The Justice League was founded by superheroes who believe in the ideals of truth and justice, but who’s to say that their individual interpretations of morality mesh well together all the time? Especially when it comes to particularly stubborn and diversely righteous characters like the Trinity. We’ve seen how often Batman and Superman come to blows over their differences, but have you ever wondered what would happen if Batman and Wonder Woman disagreed on the appropriate form of retribution?
Look no further than Greg Rucka’s incredible Wonder Woman story, The Hiketeia. At first, this story seems like a random one-off: a young woman has gone on a killing spree in Gotham, so now Batman is trying to arrest her.

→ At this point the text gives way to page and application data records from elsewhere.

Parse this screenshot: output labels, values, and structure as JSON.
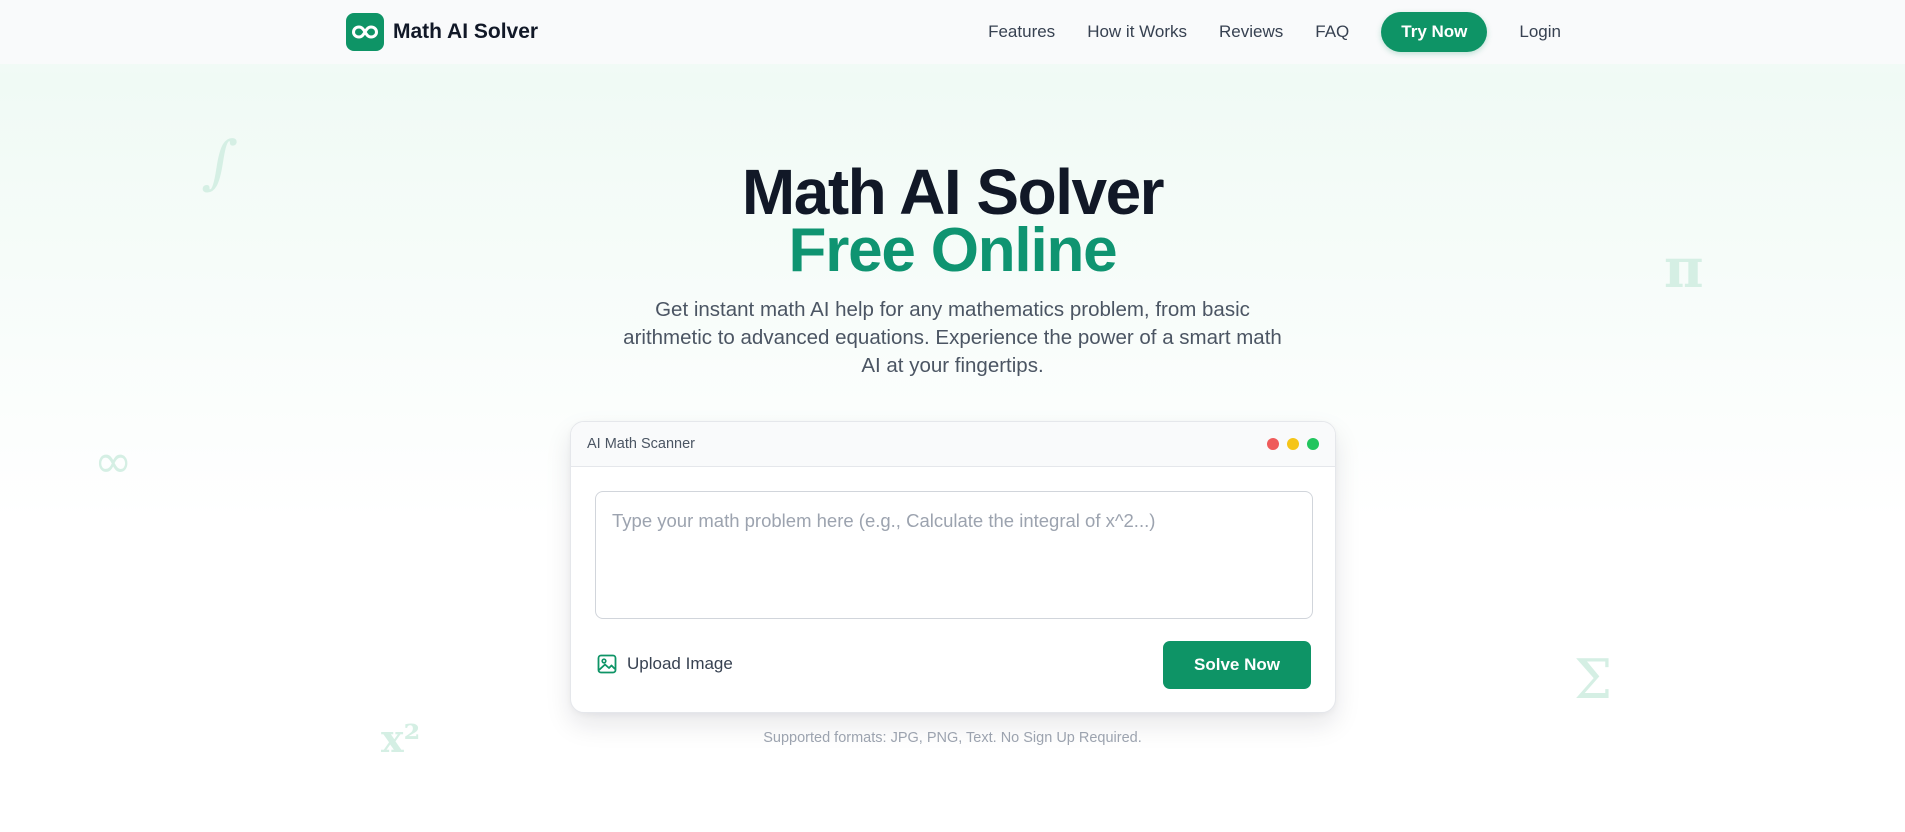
{
  "nav": {
    "brand": "Math AI Solver",
    "links": [
      "Features",
      "How it Works",
      "Reviews",
      "FAQ"
    ],
    "cta": "Try Now",
    "login": "Login"
  },
  "decorations": {
    "integral": "∫",
    "pi": "π",
    "infinity": "∞",
    "sigma": "Σ",
    "x2": "x²"
  },
  "hero": {
    "title": "Math AI Solver",
    "subtitle": "Free Online",
    "description": "Get instant math AI help for any mathematics problem, from basic arithmetic to advanced equations. Experience the power of a smart math AI at your fingertips."
  },
  "scanner": {
    "title": "AI Math Scanner",
    "placeholder": "Type your math problem here (e.g., Calculate the integral of x^2...)",
    "upload_label": "Upload Image",
    "solve_label": "Solve Now",
    "window_dots": [
      "#ef5b5b",
      "#f5c518",
      "#22c55e"
    ]
  },
  "footer_note": "Supported formats: JPG, PNG, Text. No Sign Up Required.",
  "colors": {
    "brand": "#0e9466",
    "accent_text": "#0f9471"
  }
}
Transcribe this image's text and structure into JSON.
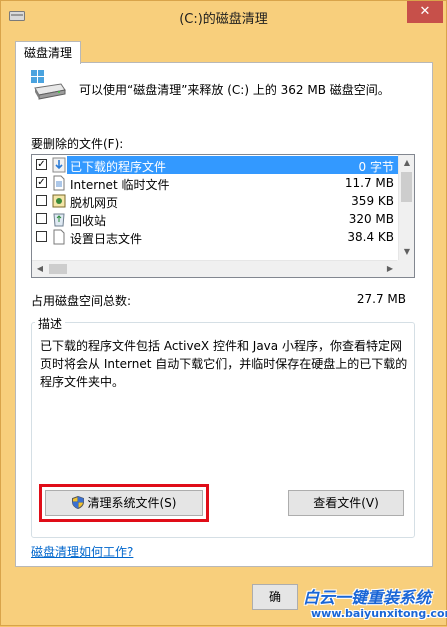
{
  "window": {
    "title": "(C:)的磁盘清理",
    "close_label": "✕"
  },
  "tab": {
    "label": "磁盘清理"
  },
  "summary": {
    "text": "可以使用“磁盘清理”来释放  (C:) 上的 362 MB 磁盘空间。"
  },
  "files": {
    "label": "要删除的文件(F):",
    "items": [
      {
        "name": "已下载的程序文件",
        "size": "0 字节",
        "checked": true,
        "selected": true,
        "icon": "folder-download-icon"
      },
      {
        "name": "Internet 临时文件",
        "size": "11.7 MB",
        "checked": true,
        "selected": false,
        "icon": "document-icon"
      },
      {
        "name": "脱机网页",
        "size": "359 KB",
        "checked": false,
        "selected": false,
        "icon": "offline-pages-icon"
      },
      {
        "name": "回收站",
        "size": "320 MB",
        "checked": false,
        "selected": false,
        "icon": "recycle-bin-icon"
      },
      {
        "name": "设置日志文件",
        "size": "38.4 KB",
        "checked": false,
        "selected": false,
        "icon": "blank-file-icon"
      }
    ]
  },
  "total": {
    "label": "占用磁盘空间总数:",
    "value": "27.7 MB"
  },
  "description": {
    "title": "描述",
    "text": "已下载的程序文件包括 ActiveX 控件和 Java 小程序，你查看特定网页时将会从 Internet 自动下载它们，并临时保存在硬盘上的已下载的程序文件夹中。"
  },
  "buttons": {
    "clean_system": "清理系统文件(S)",
    "view_files": "查看文件(V)",
    "ok": "确"
  },
  "help_link": "磁盘清理如何工作?",
  "watermark": {
    "text": "白云一键重装系统",
    "url": "www.baiyunxitong.com"
  },
  "colors": {
    "selection": "#3399ff",
    "highlight_frame": "#e00d18",
    "link": "#0066cc",
    "window_frame": "#f8cf7c"
  }
}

Rather than go with him quietly, the woman turns to Diana to explain her crimes and request her protection via an ancient Amazonian contract known as the Hiketeia. This leaves Diana in a deliciously fraught situation, one where she must decide between her role as Themyscira’s ambassador of peace on Earth and her commitment to the Justice League as a superhero. And based on the cover, I’m pretty sure you can guess what she chooses to do.
However, Rucka’s story cannot be so simply categorized as the DC version of Marvel’s Civil War storyline. This story is actually a serious examination of Diana’s loyalties and internal beliefs about justice, and it shows how these cultural standards can clash with other, equally justifiable interpretations of justice in the modern world. It’s rare to see an intercommunal superhero conflict done well, but The Hiketeia achieves it with ease and grace. I don’t want to spoil this story because you really need to experience it for yourself, but let’s just say that there are no easy solutions or neat endings to be found in this complex tale. It’s often compared to a classic Greek tragedy, and once you see the strain this conflict takes on our heroes, you will definitely agree. And, hopefully, advocate that we see this conflict play out in future DCEU movies.
But for now, we still have to make it to the next DCEU movie coming in November. Justice League will premiere on November 17, 2017. Stick with Geeks of Color and get hyped for the premiere as we bring you all the coolest content on the World’s Finest. And as always, share your favorite Wonder Woman and Cyborg comics in the comments!